**THE TASK**
Whenever the word "Fournisseur" appears in a line of the data below, copy that line.

[Data about app and page elements]
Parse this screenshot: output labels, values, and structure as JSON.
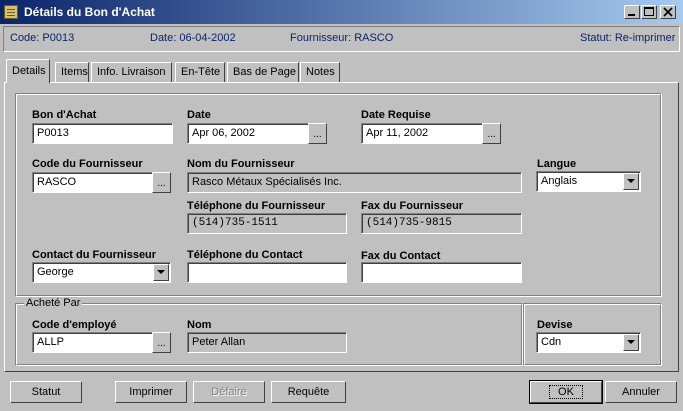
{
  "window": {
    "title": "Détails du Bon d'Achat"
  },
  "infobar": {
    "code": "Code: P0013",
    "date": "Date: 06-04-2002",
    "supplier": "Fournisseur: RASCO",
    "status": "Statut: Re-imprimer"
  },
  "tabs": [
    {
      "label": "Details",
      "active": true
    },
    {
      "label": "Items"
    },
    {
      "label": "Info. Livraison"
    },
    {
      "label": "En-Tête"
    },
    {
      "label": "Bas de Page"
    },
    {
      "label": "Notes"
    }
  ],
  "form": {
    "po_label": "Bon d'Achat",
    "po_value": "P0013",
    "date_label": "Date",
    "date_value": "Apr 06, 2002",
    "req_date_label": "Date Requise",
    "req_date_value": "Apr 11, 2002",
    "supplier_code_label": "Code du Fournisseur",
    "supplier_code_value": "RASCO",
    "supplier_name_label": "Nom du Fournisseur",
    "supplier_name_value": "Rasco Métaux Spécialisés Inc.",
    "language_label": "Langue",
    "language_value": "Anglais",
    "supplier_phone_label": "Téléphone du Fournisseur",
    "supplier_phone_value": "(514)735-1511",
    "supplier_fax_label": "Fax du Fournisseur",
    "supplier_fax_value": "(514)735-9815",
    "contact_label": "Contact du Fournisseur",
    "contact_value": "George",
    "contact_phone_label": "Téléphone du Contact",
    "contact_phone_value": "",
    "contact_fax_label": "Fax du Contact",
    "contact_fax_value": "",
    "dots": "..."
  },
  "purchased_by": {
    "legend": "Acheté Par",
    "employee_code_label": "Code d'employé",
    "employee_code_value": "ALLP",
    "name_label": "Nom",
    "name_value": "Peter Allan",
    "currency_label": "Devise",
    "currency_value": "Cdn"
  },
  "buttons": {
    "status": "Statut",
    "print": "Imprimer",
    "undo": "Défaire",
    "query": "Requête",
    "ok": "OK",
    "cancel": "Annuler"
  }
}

**EXERCISE OUTPUT**
    "supplier": "Fournisseur: RASCO",
    "supplier_code_label": "Code du Fournisseur",
    "supplier_name_label": "Nom du Fournisseur",
    "supplier_phone_label": "Téléphone du Fournisseur",
    "supplier_fax_label": "Fax du Fournisseur",
    "contact_label": "Contact du Fournisseur",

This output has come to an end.